Heather Strang, and co-author Brooke Emery, wrote the upcoming book Stop Shoulding On Yourself! A Woman’s Guide From Obligation to Inspiration. The book encourages women to live from an authentic and should-free space.

So, grab a cup of tea and read on…who knows, you just might find some great ideas for your own life…

This month’s focus was originally scheduled to be on career. But, the question below was too hot to pass up! Be sure to send your career questions my way for October’s column.

Dear Heather,

I am 37 years old, happily married, no kids and at a midpoint in my career. I feel like a few more years in my field will really take me to the top. However, my biological clock is ticking and I wonder if I should put it all on hold to enter into motherhood. I feel like such a long hiatus away from my career would be detrimental to the momentum I have built up so far. And I think mothers should really be around for their children in those formative years. What should I do?

J.R.

Dear J.R.,

Thank you so much for sending in this very popular should question. The should’s on this topic hit us from all angles–the media, parents, friends and co-workers. And they all talk at length about the alleged biological clock. It’s a lot of pressure and a huge should for women today.  Often, women are deemed as selfish if they choose not to have children (or put it off longer than socially acceptable), while women who do have children in lieu of a career are criticized for their choice as well.

Let’s first start by exploring your two options as you’ve laid them out. Notice, we’ll de-should them as we go along…

1) Have a baby and take a break from your business. 

Many women, who operate their own business, also have babies. Having a child doesn’t mean an end to your business. It may mean a break for 3-6 months (or however long you choose), but it certainly doesn’t mean you cannot have a child and a business. Granted, having a baby takes more responsibility and energy, but it is possible to do both. Not convinced? Try this out:

-Make a list of women you know that are working/operating their own business and have children.
-Take one or two of them out to lunch, or set up a phone appointment.
-Ask them about how having a baby changed their business and life.

  • Did they lose everything they built up in their business and have to start from the ground up (perhaps your primary fear) or did it float along without a blip?
  • Dig in and view this “interview” like you would an informational interview for a job. Ask about how it affected their marriage and their own time, as well the new things they     learned about life.

-If it’s a close friend, spend a few hours with her as she balances baby and business.

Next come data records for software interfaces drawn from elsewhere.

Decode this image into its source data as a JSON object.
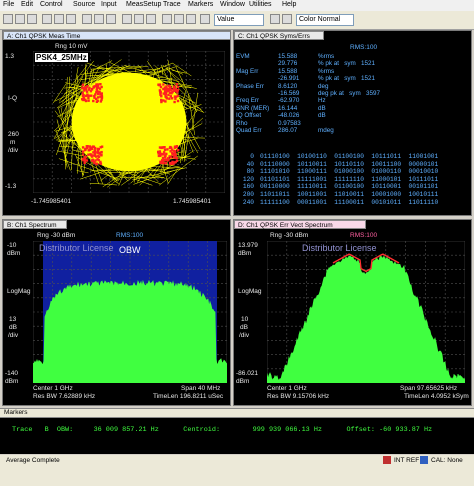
{
  "menu": [
    "File",
    "Edit",
    "Control",
    "Source",
    "Input",
    "MeasSetup",
    "Trace",
    "Markers",
    "Window",
    "Utilities",
    "Help"
  ],
  "toolbar": {
    "value_display": "Value",
    "color_mode": "Color Normal"
  },
  "panelA": {
    "title": "A: Ch1 QPSK Meas Time",
    "rng": "Rng 10 mV",
    "overlay_label": "PSK4_25MHz",
    "y_top": "1.3",
    "y_mid_label": "I-Q",
    "y_scale1": "260",
    "y_scale2": "m",
    "y_scale3": "/div",
    "y_bottom": "-1.3",
    "x_left": "-1.745985401",
    "x_right": "1.745985401",
    "scatter_color": "#ffff00",
    "point_color": "#ff2020"
  },
  "panelC": {
    "title": "C: Ch1 QPSK Syms/Errs",
    "rms": "RMS:100",
    "rows": [
      {
        "name": "EVM",
        "value": "15.588",
        "unit": "%rms"
      },
      {
        "name": "",
        "value": "29.776",
        "unit": "% pk at   sym   1521"
      },
      {
        "name": "Mag Err",
        "value": "15.588",
        "unit": "%rms"
      },
      {
        "name": "",
        "value": "-26.991",
        "unit": "% pk at   sym   1521"
      },
      {
        "name": "Phase Err",
        "value": "8.6120",
        "unit": "deg"
      },
      {
        "name": "",
        "value": "-16.569",
        "unit": "deg pk at   sym   3597"
      },
      {
        "name": "Freq Err",
        "value": "-62.970",
        "unit": "Hz"
      },
      {
        "name": "SNR (MER)",
        "value": "16.144",
        "unit": "dB"
      },
      {
        "name": "IQ Offset",
        "value": "-48.026",
        "unit": "dB"
      },
      {
        "name": "Rho",
        "value": "0.97583",
        "unit": ""
      },
      {
        "name": "Quad Err",
        "value": "286.07",
        "unit": "mdeg"
      }
    ],
    "sym_rows": [
      {
        "idx": "0",
        "bits": "01110100  10100110  01100100  10111011  11001001"
      },
      {
        "idx": "40",
        "bits": "01110000  10110011  10110110  10011100  00000101"
      },
      {
        "idx": "80",
        "bits": "11101010  11000111  01000100  01000110  00010010"
      },
      {
        "idx": "120",
        "bits": "01101101  11111001  11111110  11000101  10111011"
      },
      {
        "idx": "160",
        "bits": "00110000  11110011  01100100  10110001  00101101"
      },
      {
        "idx": "200",
        "bits": "11011011  10011001  11010011  10001000  10010111"
      },
      {
        "idx": "240",
        "bits": "11111100  00011001  11100011  00101011  11011110"
      }
    ]
  },
  "panelB": {
    "title": "B: Ch1 Spectrum",
    "rng": "Rng -30 dBm",
    "rms": "RMS:100",
    "watermark": "Distributor License",
    "overlay_label": "OBW",
    "y_top": "-10",
    "y_top_unit": "dBm",
    "y_mid": "LogMag",
    "y_scale": "13",
    "y_scale_unit": "dB",
    "y_scale_div": "/div",
    "y_bottom": "-140",
    "y_bottom_unit": "dBm",
    "center": "Center 1 GHz",
    "span": "Span 40 MHz",
    "rbw": "Res BW 7.62889 kHz",
    "timelen": "TimeLen 196.8211 uSec",
    "trace_color": "#40ff40",
    "band_color": "#1020a0"
  },
  "panelD": {
    "title": "D: Ch1 QPSK Err Vect Spectrum",
    "rng": "Rng -30 dBm",
    "rms": "RMS:100",
    "watermark": "Distributor License",
    "y_top": "13.979",
    "y_top_unit": "dBm",
    "y_mid": "LogMag",
    "y_scale": "10",
    "y_scale_unit": "dB",
    "y_scale_div": "/div",
    "y_bottom": "-86.021",
    "y_bottom_unit": "dBm",
    "center": "Center 1 GHz",
    "span": "Span 97.65625 kHz",
    "rbw": "Res BW 9.15706 kHz",
    "timelen": "TimeLen 4.0952 kSym",
    "trace_color": "#40ff40",
    "peak_color": "#ff3030"
  },
  "markers": {
    "title": "Markers",
    "line": "Trace   B  OBW:     36 009 857.21 Hz      Centroid:        999 939 066.13 Hz      Offset: -60 933.87 Hz"
  },
  "status": {
    "left": "Average Complete",
    "int_ref": "INT REF",
    "cal": "CAL: None"
  }
}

Get a feel for what it’s like.
-Next, go home and visualize your life and business with a baby in it. Pay attention to how it feels to imagine this possibility for yourself.

Remember, the momentum you have now will not evaporate, especially if you are following your true heart’s desire.

2) Stay childless and continue to grow your business.  

In the same light, there are also plenty of women who have chosen to solely focus on their business, life, relationships, etc. instead of having children. While not the most common path, many of the women I know who have made this choice feel it has opened doors they never imagined. Again, the point is to learn as much as you can about this option.

-Make a list of 40-50-60-something-year-old women who have chosen to remain childless.
-Choose one or two, and take her out to lunch or for some other engagement. Be sure to apply the same informational interview techniques as mentioned above in the first option.
-If you can, spend time with this woman, either in her business or engaged in a favorite hobby. Pay attention to her being-ness and how she operates in her life.
-Set aside some time to quietly visualize what your life would look like 10, 20 or even 30 years from now without a child.

  •     How would your business look?
  •     What would your partnership be like?
  •     How would it feel?

The most important part of these exercises is to pay close attention to how you feel as you visualize the scenarios. If a feel-good answer doesn’t come to you right away, give yourself a deadline and let the idea simmer. Keep visualizing. It can be 3 months to 9 months–whatever feels right for you and your partner. It may take you a few years to feel comfortable with a decision either way, and if that’s the case–honor that and don’t let the “should’s” infringe on making a choice that is for your highest good.

And finally, you’ve worked really hard to create an amazing business, so take a moment right now to congratulate yourself. It’s a BIG accomplishment! Reward yourself for all of your hard work (spa day with girlfriends, new piece of jewelry, a weekend all to yourself, etc.) and allow the should’s to dissolve.

Remember, this is YOUR life. And how are you going to spend your one beautiful life? Choose what feels the best for you and you can never go wrong.

Happy Should-Free Living!

Much love & blessings,
Heather

Have a question about this topic or any other? Next month we’ll focus on the should’s surrounding your CAREER. Send your questions to: [email protected].